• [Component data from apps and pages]
-------------------------

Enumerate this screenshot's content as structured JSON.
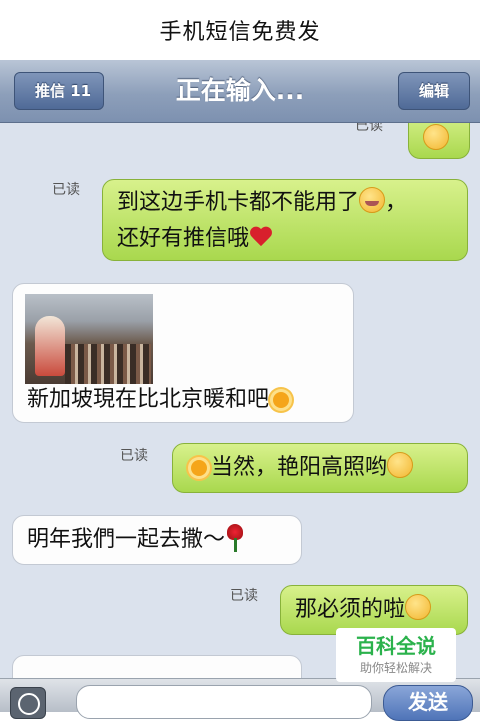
{
  "caption": "手机短信免费发",
  "navbar": {
    "back_label": "推信 11",
    "title": "正在输入...",
    "edit_label": "编辑"
  },
  "read_label": "已读",
  "messages": [
    {
      "from": "me",
      "text": "",
      "emoji": "cry-smile"
    },
    {
      "from": "me",
      "line1": "到这边手机卡都不能用了",
      "line1_end": "，",
      "line2": "还好有推信哦",
      "emoji": [
        "crying-face",
        "heart"
      ]
    },
    {
      "from": "other",
      "text": "新加坡現在比北京暖和吧",
      "emoji": "sun",
      "has_photo": true
    },
    {
      "from": "me",
      "text": "当然，艳阳高照哟",
      "emoji": [
        "sun",
        "wink-face"
      ]
    },
    {
      "from": "other",
      "text": "明年我們一起去撒～",
      "emoji": "rose"
    },
    {
      "from": "me",
      "text": "那必须的啦",
      "emoji": "kiss-face"
    }
  ],
  "inputbar": {
    "send_label": "发送",
    "emoji_button": "smiley-icon"
  },
  "watermark": {
    "main": "百科全说",
    "sub": "助你轻松解决"
  },
  "colors": {
    "navbar": "#8d9fba",
    "chat_bg": "#dbe2ed",
    "me_bubble": "#b6e05a",
    "other_bubble": "#fdfdfd",
    "send": "#4f74b8"
  }
}
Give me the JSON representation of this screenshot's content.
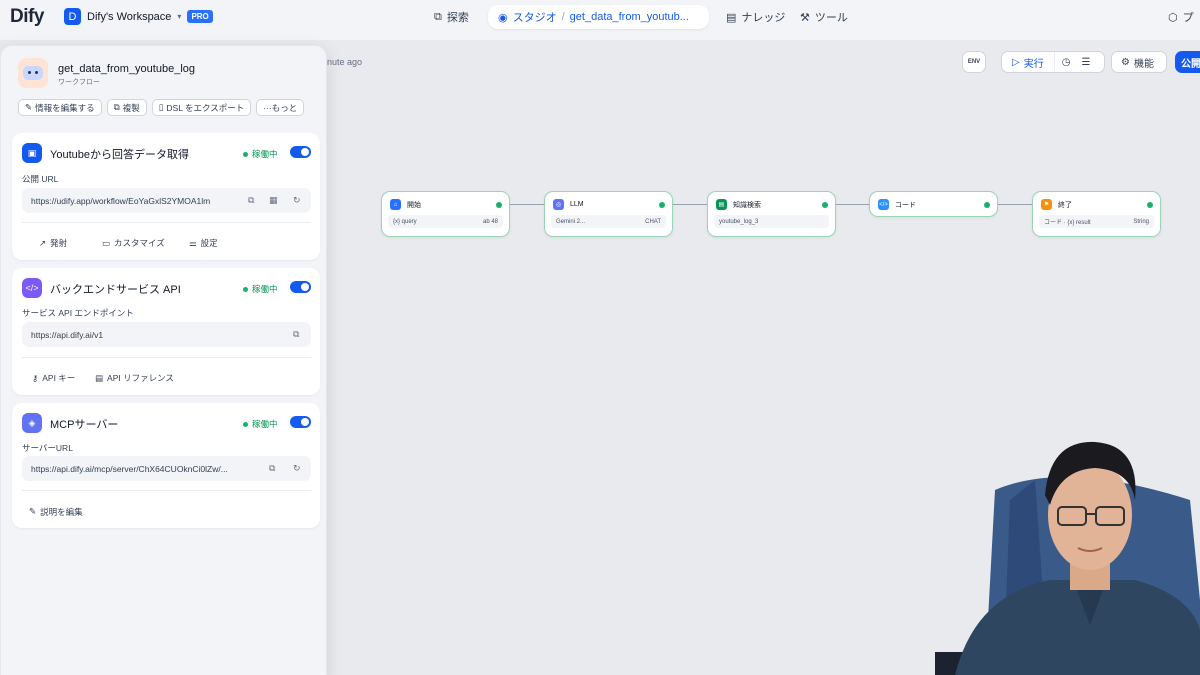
{
  "topbar": {
    "logo": "Dify",
    "workspace_initial": "D",
    "workspace_name": "Dify's Workspace",
    "workspace_badge": "PRO",
    "explore": "探索",
    "studio": "スタジオ",
    "current_app": "get_data_from_youtub...",
    "knowledge": "ナレッジ",
    "tools": "ツール",
    "more": "プ"
  },
  "canvas": {
    "saved_ago": "nute ago",
    "env_label": "ENV",
    "run_label": "実行",
    "features_label": "機能",
    "publish_label": "公開",
    "nodes": [
      {
        "title": "開始",
        "icon": "home-icon",
        "color": "#2970ff",
        "row_left": "{x} query",
        "row_right": "ab 48"
      },
      {
        "title": "LLM",
        "icon": "llm-icon",
        "color": "#6172f3",
        "row_left": "Gemini 2...",
        "row_right": "CHAT"
      },
      {
        "title": "知識検索",
        "icon": "book-icon",
        "color": "#079455",
        "row_left": "youtube_log_3",
        "row_right": ""
      },
      {
        "title": "コード",
        "icon": "code-icon",
        "color": "#2e90fa",
        "row_left": "",
        "row_right": ""
      },
      {
        "title": "終了",
        "icon": "flag-icon",
        "color": "#f79009",
        "row_left": "コード · {x} result",
        "row_right": "String"
      }
    ]
  },
  "panel": {
    "app_name": "get_data_from_youtube_log",
    "app_type": "ワークフロー",
    "buttons": [
      "情報を編集する",
      "複製",
      "DSL をエクスポート",
      "···もっと"
    ],
    "webapp": {
      "title": "Youtubeから回答データ取得",
      "status": "稼働中",
      "url_label": "公開 URL",
      "url": "https://udify.app/workflow/EoYaGxlS2YMOA1lm",
      "actions": [
        "発射",
        "カスタマイズ",
        "設定"
      ]
    },
    "backend": {
      "title": "バックエンドサービス API",
      "status": "稼働中",
      "url_label": "サービス API エンドポイント",
      "url": "https://api.dify.ai/v1",
      "actions": [
        "API キー",
        "API リファレンス"
      ]
    },
    "mcp": {
      "title": "MCPサーバー",
      "status": "稼働中",
      "url_label": "サーバーURL",
      "url": "https://api.dify.ai/mcp/server/ChX64CUOknCi0lZw/...",
      "edit_desc": "説明を編集"
    }
  }
}
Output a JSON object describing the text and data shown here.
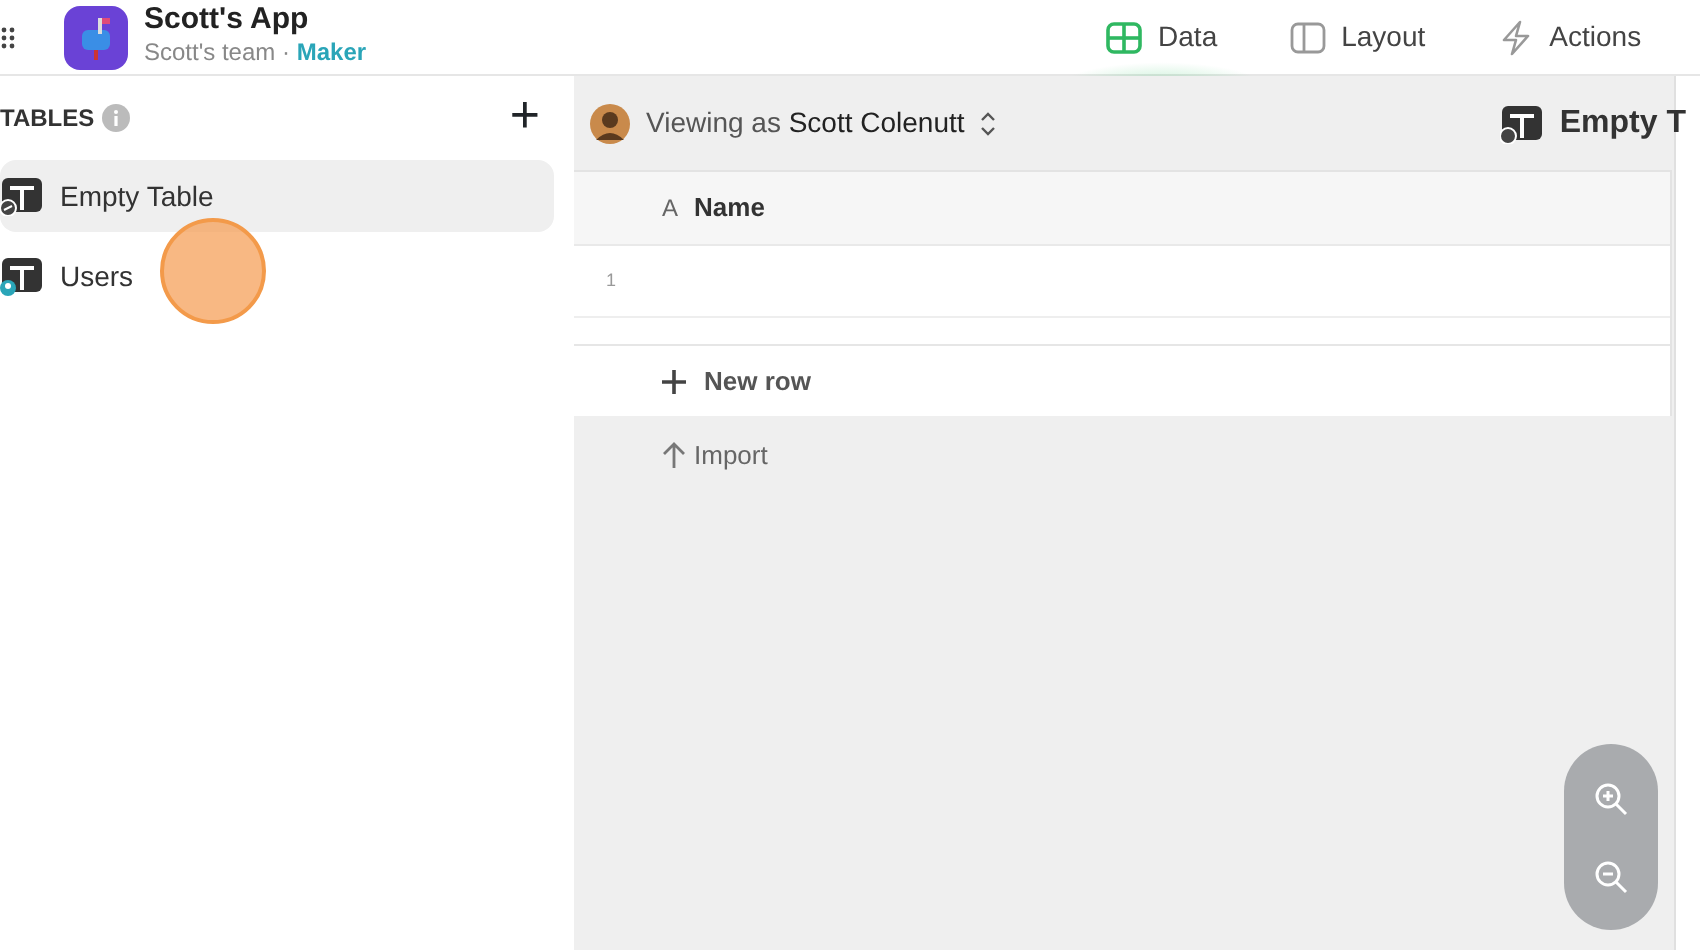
{
  "app": {
    "name": "Scott's App",
    "team": "Scott's team",
    "separator": "·",
    "role": "Maker"
  },
  "tabs": [
    {
      "label": "Data",
      "selected": true,
      "kind": "grid"
    },
    {
      "label": "Layout",
      "selected": false,
      "kind": "layout"
    },
    {
      "label": "Actions",
      "selected": false,
      "kind": "bolt"
    }
  ],
  "sidebar": {
    "heading": "TABLES",
    "add": "+",
    "items": [
      {
        "label": "Empty Table",
        "selected": true,
        "kind": "table"
      },
      {
        "label": "Users",
        "selected": false,
        "kind": "users"
      }
    ]
  },
  "toolbar": {
    "viewing_prefix": "Viewing as",
    "viewing_user": "Scott Colenutt",
    "table_title": "Empty T"
  },
  "grid": {
    "column_type": "A",
    "columns": [
      "Name"
    ],
    "rows": [
      {
        "number": "1"
      }
    ],
    "new_row": "New row",
    "import": "Import"
  }
}
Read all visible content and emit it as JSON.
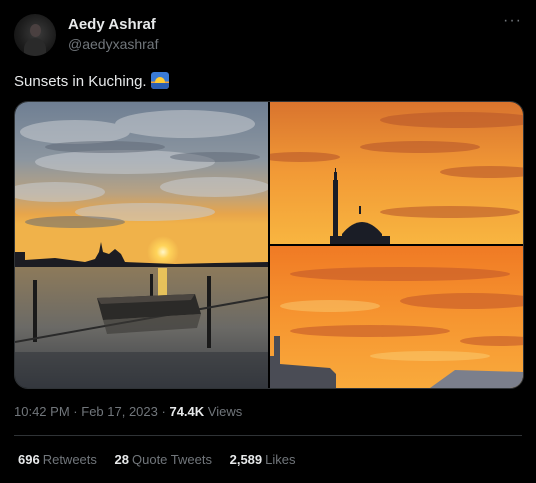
{
  "author": {
    "name": "Aedy Ashraf",
    "handle": "@aedyxashraf"
  },
  "tweet": {
    "text": "Sunsets in Kuching.",
    "emoji_icon": "sunrise-over-water-icon"
  },
  "menu_icon": "more-options-icon",
  "menu_glyph": "···",
  "meta": {
    "time": "10:42 PM",
    "separator": "·",
    "date": "Feb 17, 2023",
    "views_count": "74.4K",
    "views_label": "Views"
  },
  "stats": {
    "retweets_count": "696",
    "retweets_label": "Retweets",
    "quote_count": "28",
    "quote_label": "Quote Tweets",
    "likes_count": "2,589",
    "likes_label": "Likes"
  },
  "colors": {
    "background": "#000000",
    "text_primary": "#e7e9ea",
    "text_secondary": "#71767b",
    "border": "#2f3336"
  }
}
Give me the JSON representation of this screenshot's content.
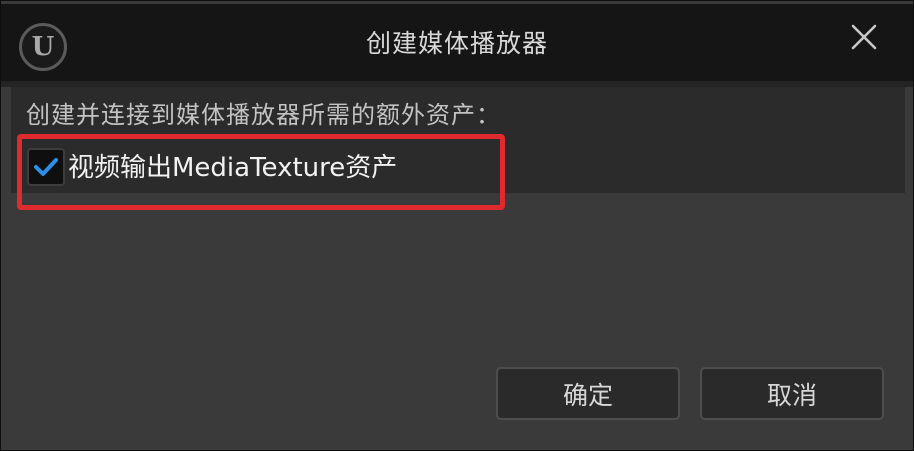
{
  "window": {
    "title": "创建媒体播放器",
    "logo_text": "U",
    "close_icon": "close-icon"
  },
  "content": {
    "description": "创建并连接到媒体播放器所需的额外资产：",
    "option": {
      "label": "视频输出MediaTexture资产",
      "checked": true
    }
  },
  "buttons": {
    "ok_label": "确定",
    "cancel_label": "取消"
  },
  "colors": {
    "accent": "#2f8fe8",
    "highlight": "#e02b2e"
  }
}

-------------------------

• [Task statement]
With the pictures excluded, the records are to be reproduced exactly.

• [Output]
Enumerate this screenshot's content as structured JSON.
{
  "caption": "手机短信免费发",
  "navbar": {
    "back_label": "推信 11",
    "title": "正在输入...",
    "edit_label": "编辑"
  },
  "read_label": "已读",
  "messages": [
    {
      "from": "me",
      "text": "",
      "emoji": "cry-smile"
    },
    {
      "from": "me",
      "line1": "到这边手机卡都不能用了",
      "line1_end": "，",
      "line2": "还好有推信哦",
      "emoji": [
        "crying-face",
        "heart"
      ]
    },
    {
      "from": "other",
      "text": "新加坡現在比北京暖和吧",
      "emoji": "sun",
      "has_photo": true
    },
    {
      "from": "me",
      "text": "当然，艳阳高照哟",
      "emoji": [
        "sun",
        "wink-face"
      ]
    },
    {
      "from": "other",
      "text": "明年我們一起去撒～",
      "emoji": "rose"
    },
    {
      "from": "me",
      "text": "那必须的啦",
      "emoji": "kiss-face"
    }
  ],
  "inputbar": {
    "send_label": "发送",
    "emoji_button": "smiley-icon"
  },
  "watermark": {
    "main": "百科全说",
    "sub": "助你轻松解决"
  },
  "colors": {
    "navbar": "#8d9fba",
    "chat_bg": "#dbe2ed",
    "me_bubble": "#b6e05a",
    "other_bubble": "#fdfdfd",
    "send": "#4f74b8"
  }
}
Give me the JSON representation of this screenshot's content.
{
  "topbar": {
    "logo": "Dify",
    "workspace_initial": "D",
    "workspace_name": "Dify's Workspace",
    "workspace_badge": "PRO",
    "explore": "探索",
    "studio": "スタジオ",
    "current_app": "get_data_from_youtub...",
    "knowledge": "ナレッジ",
    "tools": "ツール",
    "more": "プ"
  },
  "canvas": {
    "saved_ago": "nute ago",
    "env_label": "ENV",
    "run_label": "実行",
    "features_label": "機能",
    "publish_label": "公開",
    "nodes": [
      {
        "title": "開始",
        "icon": "home-icon",
        "color": "#2970ff",
        "row_left": "{x} query",
        "row_right": "ab 48"
      },
      {
        "title": "LLM",
        "icon": "llm-icon",
        "color": "#6172f3",
        "row_left": "Gemini 2...",
        "row_right": "CHAT"
      },
      {
        "title": "知識検索",
        "icon": "book-icon",
        "color": "#079455",
        "row_left": "youtube_log_3",
        "row_right": ""
      },
      {
        "title": "コード",
        "icon": "code-icon",
        "color": "#2e90fa",
        "row_left": "",
        "row_right": ""
      },
      {
        "title": "終了",
        "icon": "flag-icon",
        "color": "#f79009",
        "row_left": "コード · {x} result",
        "row_right": "String"
      }
    ]
  },
  "panel": {
    "app_name": "get_data_from_youtube_log",
    "app_type": "ワークフロー",
    "buttons": [
      "情報を編集する",
      "複製",
      "DSL をエクスポート",
      "···もっと"
    ],
    "webapp": {
      "title": "Youtubeから回答データ取得",
      "status": "稼働中",
      "url_label": "公開 URL",
      "url": "https://udify.app/workflow/EoYaGxlS2YMOA1lm",
      "actions": [
        "発射",
        "カスタマイズ",
        "設定"
      ]
    },
    "backend": {
      "title": "バックエンドサービス API",
      "status": "稼働中",
      "url_label": "サービス API エンドポイント",
      "url": "https://api.dify.ai/v1",
      "actions": [
        "API キー",
        "API リファレンス"
      ]
    },
    "mcp": {
      "title": "MCPサーバー",
      "status": "稼働中",
      "url_label": "サーバーURL",
      "url": "https://api.dify.ai/mcp/server/ChX64CUOknCi0lZw/...",
      "edit_desc": "説明を編集"
    }
  }
}
Output a JSON object describing the text and data shown here.
{
  "app": {
    "name": "Scott's App",
    "team": "Scott's team",
    "separator": "·",
    "role": "Maker"
  },
  "tabs": [
    {
      "label": "Data",
      "selected": true,
      "kind": "grid"
    },
    {
      "label": "Layout",
      "selected": false,
      "kind": "layout"
    },
    {
      "label": "Actions",
      "selected": false,
      "kind": "bolt"
    }
  ],
  "sidebar": {
    "heading": "TABLES",
    "add": "+",
    "items": [
      {
        "label": "Empty Table",
        "selected": true,
        "kind": "table"
      },
      {
        "label": "Users",
        "selected": false,
        "kind": "users"
      }
    ]
  },
  "toolbar": {
    "viewing_prefix": "Viewing as",
    "viewing_user": "Scott Colenutt",
    "table_title": "Empty T"
  },
  "grid": {
    "column_type": "A",
    "columns": [
      "Name"
    ],
    "rows": [
      {
        "number": "1"
      }
    ],
    "new_row": "New row",
    "import": "Import"
  }
}
Read all visible content and emit it as JSON.
{
  "author": {
    "name": "Aedy Ashraf",
    "handle": "@aedyxashraf"
  },
  "tweet": {
    "text": "Sunsets in Kuching.",
    "emoji_icon": "sunrise-over-water-icon"
  },
  "menu_icon": "more-options-icon",
  "menu_glyph": "···",
  "meta": {
    "time": "10:42 PM",
    "separator": "·",
    "date": "Feb 17, 2023",
    "views_count": "74.4K",
    "views_label": "Views"
  },
  "stats": {
    "retweets_count": "696",
    "retweets_label": "Retweets",
    "quote_count": "28",
    "quote_label": "Quote Tweets",
    "likes_count": "2,589",
    "likes_label": "Likes"
  },
  "colors": {
    "background": "#000000",
    "text_primary": "#e7e9ea",
    "text_secondary": "#71767b",
    "border": "#2f3336"
  }
}
Give me the JSON representation of this screenshot's content.
{
  "window": {
    "title": "创建媒体播放器",
    "logo_text": "U",
    "close_icon": "close-icon"
  },
  "content": {
    "description": "创建并连接到媒体播放器所需的额外资产：",
    "option": {
      "label": "视频输出MediaTexture资产",
      "checked": true
    }
  },
  "buttons": {
    "ok_label": "确定",
    "cancel_label": "取消"
  },
  "colors": {
    "accent": "#2f8fe8",
    "highlight": "#e02b2e"
  }
}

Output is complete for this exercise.